- **Goal of the exercise**
All entries below are to be set down again exactly as given.

-.-.-

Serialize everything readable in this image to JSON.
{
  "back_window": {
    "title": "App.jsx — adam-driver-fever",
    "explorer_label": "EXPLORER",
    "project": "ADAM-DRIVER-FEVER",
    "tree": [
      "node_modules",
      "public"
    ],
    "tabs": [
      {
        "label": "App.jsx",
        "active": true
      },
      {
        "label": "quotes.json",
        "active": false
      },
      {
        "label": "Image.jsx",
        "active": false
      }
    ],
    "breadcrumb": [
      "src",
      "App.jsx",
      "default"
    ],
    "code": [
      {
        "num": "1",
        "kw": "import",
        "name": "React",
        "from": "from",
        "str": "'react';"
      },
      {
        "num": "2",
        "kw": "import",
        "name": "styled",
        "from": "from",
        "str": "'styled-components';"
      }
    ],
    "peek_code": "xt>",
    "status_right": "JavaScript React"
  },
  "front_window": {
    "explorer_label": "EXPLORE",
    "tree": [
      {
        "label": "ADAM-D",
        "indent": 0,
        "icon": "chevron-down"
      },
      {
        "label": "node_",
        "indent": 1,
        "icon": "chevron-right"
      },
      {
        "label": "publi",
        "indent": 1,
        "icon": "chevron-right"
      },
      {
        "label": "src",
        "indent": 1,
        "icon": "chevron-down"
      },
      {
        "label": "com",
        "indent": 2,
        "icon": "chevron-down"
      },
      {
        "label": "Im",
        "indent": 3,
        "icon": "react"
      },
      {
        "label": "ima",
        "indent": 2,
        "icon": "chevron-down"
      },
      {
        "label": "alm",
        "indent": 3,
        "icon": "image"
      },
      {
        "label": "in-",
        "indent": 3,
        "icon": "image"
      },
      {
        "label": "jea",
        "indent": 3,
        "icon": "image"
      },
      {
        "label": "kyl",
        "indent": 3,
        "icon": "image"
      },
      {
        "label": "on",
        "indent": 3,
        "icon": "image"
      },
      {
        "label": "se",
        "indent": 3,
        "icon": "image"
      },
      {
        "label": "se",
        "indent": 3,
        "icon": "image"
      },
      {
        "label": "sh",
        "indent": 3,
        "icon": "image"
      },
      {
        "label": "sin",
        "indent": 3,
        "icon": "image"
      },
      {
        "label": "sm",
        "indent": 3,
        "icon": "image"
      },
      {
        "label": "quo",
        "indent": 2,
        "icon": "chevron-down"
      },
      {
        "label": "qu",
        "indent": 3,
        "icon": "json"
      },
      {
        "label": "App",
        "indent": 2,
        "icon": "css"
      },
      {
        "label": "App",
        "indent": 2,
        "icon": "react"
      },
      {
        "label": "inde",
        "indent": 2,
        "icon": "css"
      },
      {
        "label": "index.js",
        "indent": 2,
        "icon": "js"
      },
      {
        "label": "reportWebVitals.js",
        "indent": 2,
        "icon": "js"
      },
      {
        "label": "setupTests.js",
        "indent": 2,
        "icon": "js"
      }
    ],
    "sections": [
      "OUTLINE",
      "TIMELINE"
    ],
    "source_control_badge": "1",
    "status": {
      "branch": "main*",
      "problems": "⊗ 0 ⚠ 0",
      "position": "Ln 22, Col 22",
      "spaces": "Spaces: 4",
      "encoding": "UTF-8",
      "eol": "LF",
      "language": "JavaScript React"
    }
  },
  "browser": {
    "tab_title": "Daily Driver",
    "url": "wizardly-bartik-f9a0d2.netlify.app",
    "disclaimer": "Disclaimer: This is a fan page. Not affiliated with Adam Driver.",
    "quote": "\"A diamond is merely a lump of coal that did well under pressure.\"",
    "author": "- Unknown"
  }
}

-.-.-

- **Answer to the problem**
Serialize everything readable in this image to JSON.
{
  "back_window": {
    "title": "App.jsx — adam-driver-fever",
    "explorer_label": "EXPLORER",
    "project": "ADAM-DRIVER-FEVER",
    "tree": [
      "node_modules",
      "public"
    ],
    "tabs": [
      {
        "label": "App.jsx",
        "active": true
      },
      {
        "label": "quotes.json",
        "active": false
      },
      {
        "label": "Image.jsx",
        "active": false
      }
    ],
    "breadcrumb": [
      "src",
      "App.jsx",
      "default"
    ],
    "code": [
      {
        "num": "1",
        "kw": "import",
        "name": "React",
        "from": "from",
        "str": "'react';"
      },
      {
        "num": "2",
        "kw": "import",
        "name": "styled",
        "from": "from",
        "str": "'styled-components';"
      }
    ],
    "peek_code": "xt>",
    "status_right": "JavaScript React"
  },
  "front_window": {
    "explorer_label": "EXPLORE",
    "tree": [
      {
        "label": "ADAM-D",
        "indent": 0,
        "icon": "chevron-down"
      },
      {
        "label": "node_",
        "indent": 1,
        "icon": "chevron-right"
      },
      {
        "label": "publi",
        "indent": 1,
        "icon": "chevron-right"
      },
      {
        "label": "src",
        "indent": 1,
        "icon": "chevron-down"
      },
      {
        "label": "com",
        "indent": 2,
        "icon": "chevron-down"
      },
      {
        "label": "Im",
        "indent": 3,
        "icon": "react"
      },
      {
        "label": "ima",
        "indent": 2,
        "icon": "chevron-down"
      },
      {
        "label": "alm",
        "indent": 3,
        "icon": "image"
      },
      {
        "label": "in-",
        "indent": 3,
        "icon": "image"
      },
      {
        "label": "jea",
        "indent": 3,
        "icon": "image"
      },
      {
        "label": "kyl",
        "indent": 3,
        "icon": "image"
      },
      {
        "label": "on",
        "indent": 3,
        "icon": "image"
      },
      {
        "label": "se",
        "indent": 3,
        "icon": "image"
      },
      {
        "label": "se",
        "indent": 3,
        "icon": "image"
      },
      {
        "label": "sh",
        "indent": 3,
        "icon": "image"
      },
      {
        "label": "sin",
        "indent": 3,
        "icon": "image"
      },
      {
        "label": "sm",
        "indent": 3,
        "icon": "image"
      },
      {
        "label": "quo",
        "indent": 2,
        "icon": "chevron-down"
      },
      {
        "label": "qu",
        "indent": 3,
        "icon": "json"
      },
      {
        "label": "App",
        "indent": 2,
        "icon": "css"
      },
      {
        "label": "App",
        "indent": 2,
        "icon": "react"
      },
      {
        "label": "inde",
        "indent": 2,
        "icon": "css"
      },
      {
        "label": "index.js",
        "indent": 2,
        "icon": "js"
      },
      {
        "label": "reportWebVitals.js",
        "indent": 2,
        "icon": "js"
      },
      {
        "label": "setupTests.js",
        "indent": 2,
        "icon": "js"
      }
    ],
    "sections": [
      "OUTLINE",
      "TIMELINE"
    ],
    "source_control_badge": "1",
    "status": {
      "branch": "main*",
      "problems": "⊗ 0 ⚠ 0",
      "position": "Ln 22, Col 22",
      "spaces": "Spaces: 4",
      "encoding": "UTF-8",
      "eol": "LF",
      "language": "JavaScript React"
    }
  },
  "browser": {
    "tab_title": "Daily Driver",
    "url": "wizardly-bartik-f9a0d2.netlify.app",
    "disclaimer": "Disclaimer: This is a fan page. Not affiliated with Adam Driver.",
    "quote": "\"A diamond is merely a lump of coal that did well under pressure.\"",
    "author": "- Unknown"
  }
}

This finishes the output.